Neuronal death and perinatal lethality in voltage-gated sodium channel alpha(II)-deficient mice. (7/235)

Neural activity is crucial for cell survival and fine patterning of neuronal connectivity during neurodevelopment. To investigate the role in vivo of sodium channels (NaCh) in these processes, we generated knockout mice deficient in brain NaChalpha(II). NaChalpha(II)(-/-) mice were morphologically and organogenically indistinguishable from their NaChalpha(+/-) littermates. Notwithstanding, NaChalpha(II)(-/-) mice died perinatally with severe hypoxia and massive neuronal apoptosis, notably in the brainstem. Sodium channel currents recorded from cultured neurons of NaChalpha(II)(-/-) mice were sharply attenuated. Death appears to arise from severe hypoxia consequent to the brainstem deficiency of NaChalpha(II). NaChalpha(II) expression is, therefore, redundant for embryonic development but essential for postnatal survival.  (+info)

Betaxolol, a beta(1)-adrenoceptor antagonist, reduces Na(+) influx into cortical synaptosomes by direct interaction with Na(+) channels: comparison with other beta-adrenoceptor antagonists. (8/235)

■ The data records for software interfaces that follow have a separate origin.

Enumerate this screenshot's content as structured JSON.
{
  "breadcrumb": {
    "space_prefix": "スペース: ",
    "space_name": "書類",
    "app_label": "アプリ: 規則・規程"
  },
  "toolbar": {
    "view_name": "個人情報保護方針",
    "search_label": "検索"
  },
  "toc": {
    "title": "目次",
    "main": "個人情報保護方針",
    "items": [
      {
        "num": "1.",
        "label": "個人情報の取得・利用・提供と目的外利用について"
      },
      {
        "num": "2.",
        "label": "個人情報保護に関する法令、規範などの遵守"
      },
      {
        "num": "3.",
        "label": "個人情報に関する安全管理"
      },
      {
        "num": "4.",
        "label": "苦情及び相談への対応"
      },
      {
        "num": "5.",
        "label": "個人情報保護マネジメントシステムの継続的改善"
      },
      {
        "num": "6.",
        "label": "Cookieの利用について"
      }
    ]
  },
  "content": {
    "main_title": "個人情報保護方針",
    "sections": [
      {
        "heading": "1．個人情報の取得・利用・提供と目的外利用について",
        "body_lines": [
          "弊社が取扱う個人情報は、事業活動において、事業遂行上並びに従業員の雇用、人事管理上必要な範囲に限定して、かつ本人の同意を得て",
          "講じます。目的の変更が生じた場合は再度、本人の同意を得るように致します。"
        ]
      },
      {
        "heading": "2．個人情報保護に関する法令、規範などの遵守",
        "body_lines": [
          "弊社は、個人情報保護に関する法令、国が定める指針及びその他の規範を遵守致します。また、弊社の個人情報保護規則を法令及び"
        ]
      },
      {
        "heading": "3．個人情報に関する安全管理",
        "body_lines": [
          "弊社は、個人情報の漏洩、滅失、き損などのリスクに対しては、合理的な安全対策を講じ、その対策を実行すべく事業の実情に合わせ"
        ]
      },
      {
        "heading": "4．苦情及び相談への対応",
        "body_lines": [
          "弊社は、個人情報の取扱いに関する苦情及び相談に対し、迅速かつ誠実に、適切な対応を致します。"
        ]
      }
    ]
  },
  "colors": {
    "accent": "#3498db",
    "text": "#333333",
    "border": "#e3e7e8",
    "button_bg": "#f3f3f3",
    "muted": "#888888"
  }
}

Betaxolol, a beta(1)-adrenoceptor antagonist used for the treatment of glaucoma, is known to be neuroprotective in paradigms of ischaemia/excitotoxicity. In this study, we examined whether betaxolol and other beta-adrenoceptor antagonists interact directly with neurotoxin binding to sites 1 and 2 of the voltage-sensitive sodium channel (Na(+) channel) in rat cerebrocortical synaptosomes. Betaxolol inhibited specific [(3)H]-batrachotoxinin-A 20-alpha-benzoate ([(3)H]-BTX-B) binding to neurotoxin site 2 in a concentration-dependent manner with an IC(50) value of 9.8 microM. Comparison of all the beta-adrenoceptor antagonists tested revealed a potency order of propranolol>betaxolol approximately levobetaxolol>levobunolol approximately carteolol>/=timolol>atenolol. None of the drugs caused a significant inhibition of [(3)H]-saxitoxin binding to neurotoxin receptor site 1, even at concentrations as high as 250 microM. Saturation experiments showed that betaxolol increased the K(D) of [(3)H]-BTX-B binding but had no effect on the B(max). The association kinetics of [(3)H]-BTX-B were unaffected by betaxolol, but the drug significantly accelerated the dissociation rate of the radioligand. These findings argue for a competitive, indirect, allosteric mode of inhibition of [(3)H]-BTX-B binding by betaxolol. Betaxolol inhibited veratridine-stimulated Na(+) influx in rat cortical synaptosomes with an IC(50) value of 28. 3 microM. Carteolol, levobunolol, timolol and atenolol were significantly less effective than betaxolol at reducing veratridine-evoked Na(+) influx. The ability of betaxolol to interact with neurotoxin site 2 of the Na(+) channel and inhibit Na(+) influx may have a role in its neuroprotective action in paradigms of excitotoxicity/ischaemia and in its therapeutic effect in glaucoma.  (+info)